The maritime industry, which carries 90 percent of the world's traded goods, is on high alert in the wake of Osama bin Laden's murder.
However, investigators from the Government Accountability Office recently released a report stating that they were able to obtain counterfeit Transportation Worker Identification Credentials and gain access to secure port facilities. This, despite the fact that New Jersey Senator Frank Lautenberg stressed that TWIC cards require fingerprinting and federal background checks
to ensure workers have legal employment status, aren't mentioned on terrorism intelligence databases and have no history of crimes. "Fraudulent and counterfeit cards like the ones used by investigators could also be used as identification at airports or military facilities," Lautenberg explained. "The problems don't stop with fraudulent cards. There are also issues with criminal background checks, immigration checks and a lack of safeguards to determine if an applicant even needs a TWIC card." CNN adds that the undercover government investigators were able to drive a vehicle containing a simulated explosive into major U.S. seaports by simply flashing the phony credentials. Florida Republican candidate John Mica explains to the media outlet that 10 years ago the Transportation Security Administration was instructed to issue biometric security cards to its workers to eliminate the need for guards to visually examine credentials. A readable system has yet to be approved. "Nearly half a billion dollars has been spent since TSA was directed to issue biometric security cards to transportation workers," said Mica. "Yet today, TWICs are at best no more useful than library cards." West Virginia Senator John Rockefeller plans to address legislation in the coming months to address the shortcomings exposed by the GAO. In Florida, however, Port of Palm Beach officials are confident that their security system won't let intruders slip through the cracks. The port has advanced ID verification

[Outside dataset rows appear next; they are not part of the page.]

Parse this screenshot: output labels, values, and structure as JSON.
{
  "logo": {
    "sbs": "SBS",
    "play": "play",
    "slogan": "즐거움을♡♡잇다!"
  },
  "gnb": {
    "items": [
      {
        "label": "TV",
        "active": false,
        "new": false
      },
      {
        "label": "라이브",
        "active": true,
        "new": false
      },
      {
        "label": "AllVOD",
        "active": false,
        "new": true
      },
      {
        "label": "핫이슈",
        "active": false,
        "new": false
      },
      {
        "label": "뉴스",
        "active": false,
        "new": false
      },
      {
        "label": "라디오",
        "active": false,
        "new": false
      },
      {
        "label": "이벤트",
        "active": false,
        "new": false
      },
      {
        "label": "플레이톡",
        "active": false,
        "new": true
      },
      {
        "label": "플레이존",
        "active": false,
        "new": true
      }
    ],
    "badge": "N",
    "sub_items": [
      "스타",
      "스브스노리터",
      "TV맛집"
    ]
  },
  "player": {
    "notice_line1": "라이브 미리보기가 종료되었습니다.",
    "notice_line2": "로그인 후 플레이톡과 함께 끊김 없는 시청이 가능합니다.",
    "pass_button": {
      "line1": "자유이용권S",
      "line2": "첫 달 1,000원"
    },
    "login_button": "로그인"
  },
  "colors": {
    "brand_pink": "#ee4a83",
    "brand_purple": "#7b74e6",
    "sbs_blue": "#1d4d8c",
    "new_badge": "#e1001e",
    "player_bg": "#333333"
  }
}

cards and multiple checkpoints across the facility. Every time someone swipes their badge, their photo pop ups on a security screen and identifies the area which they're going and their level of authorization for that area, Ken Hern, head of security, explains to WPTV-TV.